Legal streaming services have been getting quite popular across the globe and even in Kenya over the last few years. Among other factors, this would mostly be associated with the assured security that these various sites seem to offer, unlike illegal streaming platforms. But a report has now come out to claim that these popular services such as Netflix are not as secure as it may seem. Apparently, cybercriminals have found ways to use the services to inject malware into devices.
Data from cybersecurity firm Kaspersky reveals that between January 2019 and April 2020, 23,936 attempts were made to infect users. Hackers sought to gain access to various devices through various platforms. According to Kaspersky, this was done through unofficial means via files that used names of streaming platforms as a lure.
The highest number used Netflix with over 22,000 infection attempts being detected using the service as a lure.
“The so-called ‘streaming wars’ have only just begun, and as the popularity of these platforms grows, so too will the attention they receive from malicious users. This is particularly true since many of the platforms are experiencing unprecedented growth as a result of stay-at-home orders and employees being forced to work from home,” noted Anton Ivanov, a malware analyst form Kaspersky.
The attackers are reported to imitate the services and even offer popular shows only available on the specific service to get users to click, install or log in.
“Upon examining 25 original shows across the five platforms above, they found that the five shows used most frequently by cybercriminals as a lure were:
- 1) The Mandalorian (Disney +)
- 2) Stranger Things (Netflix)
- 3) The Witcher (Netflix)
- 4) Sex Education (Netflix)
- 5) Orange Is the New Black (Netflix)
The Mandalorian was the show most frequently exploited by malicious users, with a total of 5,855 infection attempts registered,” said Kaspersky.

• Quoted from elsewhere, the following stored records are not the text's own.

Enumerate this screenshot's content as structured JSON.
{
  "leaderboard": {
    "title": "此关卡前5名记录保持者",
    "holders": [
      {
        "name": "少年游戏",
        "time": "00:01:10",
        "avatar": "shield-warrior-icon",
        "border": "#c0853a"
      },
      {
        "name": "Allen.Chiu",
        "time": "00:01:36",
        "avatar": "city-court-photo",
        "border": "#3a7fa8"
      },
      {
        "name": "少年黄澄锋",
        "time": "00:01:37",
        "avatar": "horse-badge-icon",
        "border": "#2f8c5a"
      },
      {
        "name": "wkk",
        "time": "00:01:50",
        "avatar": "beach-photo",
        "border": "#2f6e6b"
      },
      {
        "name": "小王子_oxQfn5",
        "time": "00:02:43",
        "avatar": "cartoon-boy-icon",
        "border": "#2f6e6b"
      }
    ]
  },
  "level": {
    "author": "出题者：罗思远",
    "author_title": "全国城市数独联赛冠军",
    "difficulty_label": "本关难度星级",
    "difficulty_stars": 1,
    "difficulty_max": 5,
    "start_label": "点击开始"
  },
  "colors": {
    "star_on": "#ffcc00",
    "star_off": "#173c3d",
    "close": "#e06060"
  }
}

These hacks have proven to be really dangerous as they are mostly Trojans. Kaspersky says that these types malicious of files have allowed cybercriminals to do anything whether it is deleting, blocking data or even interrupting the performance of the computers used.
“Some of the Trojans distributed were Spy Trojans—particularly dangerous malicious files that track the users’ actions on the infected device. With spyware, users are susceptible to having their personal files and photos collected, as well as login and password information for their financial accounts,” said Kaspersky.
Users in Kenyan aren’t spared as the report states that 242 attacks disguised as Netflix were carried out as well. 117 South Africans, 77 Nigerians, 27 Ethiopians and 264 Egyptians also suffered as victims to these attacks.
Additionally, the researchers spotted attempts to distribute malware covered with local platforms like Showmax across various African nations.
And with the growing popularity, it is likely that more and more attackers are still cooking up other malicious ways to attack devices. These hackers are also expected to soon find ways of phishing malware that collect account credentials and financial information. So, you would want to make sure that the devices you use to stream content are as secure as possible.